Connecticut’s sluggish economy, continued state budget crises, and increasing income and property taxes are frequently cited as causing the out-migration of residents from the state. Reports have painted a dire picture based on Census data, which indicates that Connecticut has one of the highest out-migration rates in the country among 20- to 34-year-olds. There are several problems with these arguments.
To start, it is misleading to highlight the rate at which the population is leaving the state without considering the rate at which people move into the state. The correct measure for determining whether the state is experiencing a decline in population due to migration is the net migration rate (the difference between the in-migration rate and the out-migration rate).
In that regard, commentators are generally correct in stating their concern about population loss due to migration. Based on data from the Census’s 2012-2014 American Community Survey, the annual in-migration rate to Connecticut is 20.3 people per 1,000 residents while the annual out-migration rate from Connecticut is 24.6 people per 1,000 residents, for a net migration rate of minus 4.3 people per 1,000 residents. Stated differently, for every 1,000 people in the population at the start of the year, there are 4.3 fewer residents at the end of the year.

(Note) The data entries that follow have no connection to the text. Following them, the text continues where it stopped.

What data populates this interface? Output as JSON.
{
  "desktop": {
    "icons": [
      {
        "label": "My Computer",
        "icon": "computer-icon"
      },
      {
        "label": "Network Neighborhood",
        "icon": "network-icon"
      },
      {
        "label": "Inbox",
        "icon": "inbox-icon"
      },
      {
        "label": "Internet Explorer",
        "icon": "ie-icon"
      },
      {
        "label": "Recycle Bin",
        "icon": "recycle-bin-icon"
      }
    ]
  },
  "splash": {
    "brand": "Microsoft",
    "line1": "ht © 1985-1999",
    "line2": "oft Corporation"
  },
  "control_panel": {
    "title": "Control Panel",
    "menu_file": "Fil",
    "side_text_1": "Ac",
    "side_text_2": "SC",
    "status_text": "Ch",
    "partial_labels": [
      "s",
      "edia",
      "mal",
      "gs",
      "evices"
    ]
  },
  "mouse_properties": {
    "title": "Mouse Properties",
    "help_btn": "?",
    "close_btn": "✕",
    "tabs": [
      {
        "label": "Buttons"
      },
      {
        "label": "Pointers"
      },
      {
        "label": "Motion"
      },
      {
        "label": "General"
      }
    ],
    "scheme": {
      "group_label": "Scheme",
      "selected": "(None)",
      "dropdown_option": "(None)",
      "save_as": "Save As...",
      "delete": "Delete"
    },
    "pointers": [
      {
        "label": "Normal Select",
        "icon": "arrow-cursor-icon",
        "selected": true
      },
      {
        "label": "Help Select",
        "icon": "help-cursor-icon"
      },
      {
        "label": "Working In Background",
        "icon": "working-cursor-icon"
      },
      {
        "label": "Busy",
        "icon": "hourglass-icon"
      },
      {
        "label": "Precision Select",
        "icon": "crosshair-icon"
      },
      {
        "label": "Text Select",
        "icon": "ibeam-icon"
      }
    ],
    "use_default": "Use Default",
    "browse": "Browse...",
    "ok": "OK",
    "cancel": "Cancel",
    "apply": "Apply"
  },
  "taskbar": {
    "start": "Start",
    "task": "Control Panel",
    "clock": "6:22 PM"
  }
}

Connecticut’s net migration rate is the seventh-worst in the country.
For those considering the health of the state’s economy and its attractiveness as a place to live, however, it is more important to focus on the net migration of some key demographic groups, such as working-age professionals. This demographic group, in particular, is vital to the state economy: Their relatively high incomes drive consumer spending and support local and state governments, as employees they contribute to key industries, and they are unlikely to place a significant burden on stretched government budgets.

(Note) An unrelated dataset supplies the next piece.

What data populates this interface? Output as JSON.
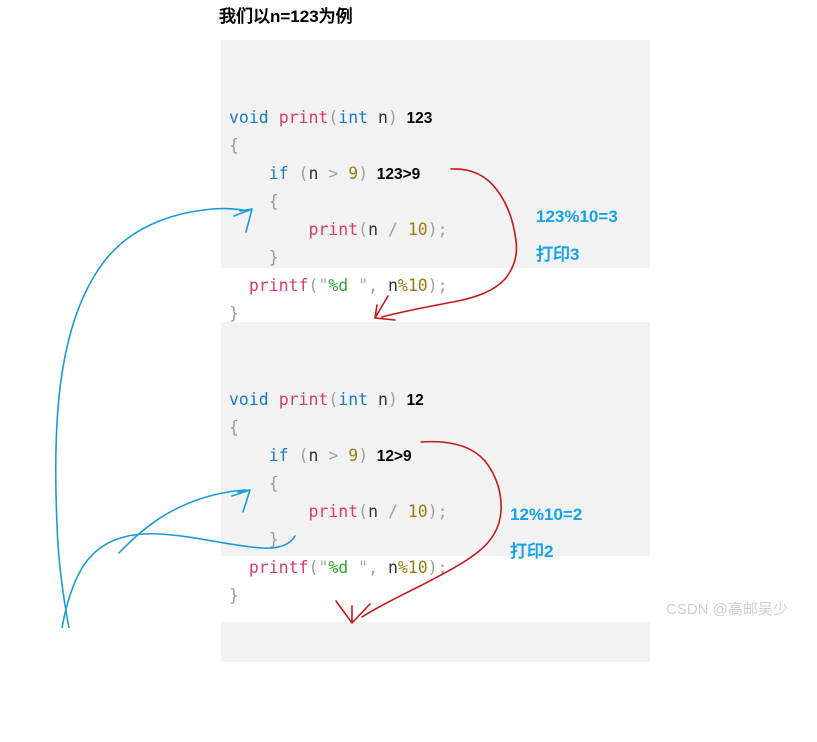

Fortunately, the picture when considering working-age professionals is much better than some would have us believe. For example, in Connecticut, the annual net migration rate among adults ages 30 to 59 with a graduate or professional degree is actually positive (4.0 per 1,000 residents). This fact does not support the frequent rhetoric that Connecticut’s current economic malaise is resulting in the wholesale flight of skilled workers from the state.
This last point is important to reflect upon: With a sluggish economy and increasing taxes, why aren’t working-age professionals leaving the state? This is a tough question to answer in limited space, but research suggests a few things might be at work.
Second, migrants do not just follow jobs but make complex decisions within the broader context of the particular needs of their family; decisions that involve trade-offs between potential earnings, quality of life and cost of living. When weighing these criteria, Connecticut remains attractive to working-age professionals, many of whom have partners and children. For them, the higher cost of living is apparently compensated for by higher earnings, better career opportunities, established neighborhoods, quality educational opportunities, an attractive cultural landscape and proximity to various types of amenities such as large cities, mountains, and beaches.
Although there is no denying that the state faces some significant economic hurdles in the coming years, it is wrong to imply that the state is in crisis because it is bleeding population. Indeed, the evidence shows that the state continues to remain attractive to well-educated professionals who seek a balance of quality of life, access to cultural and natural amenities, and career prospects. This speaks well of Connecticut’s future economic prospects.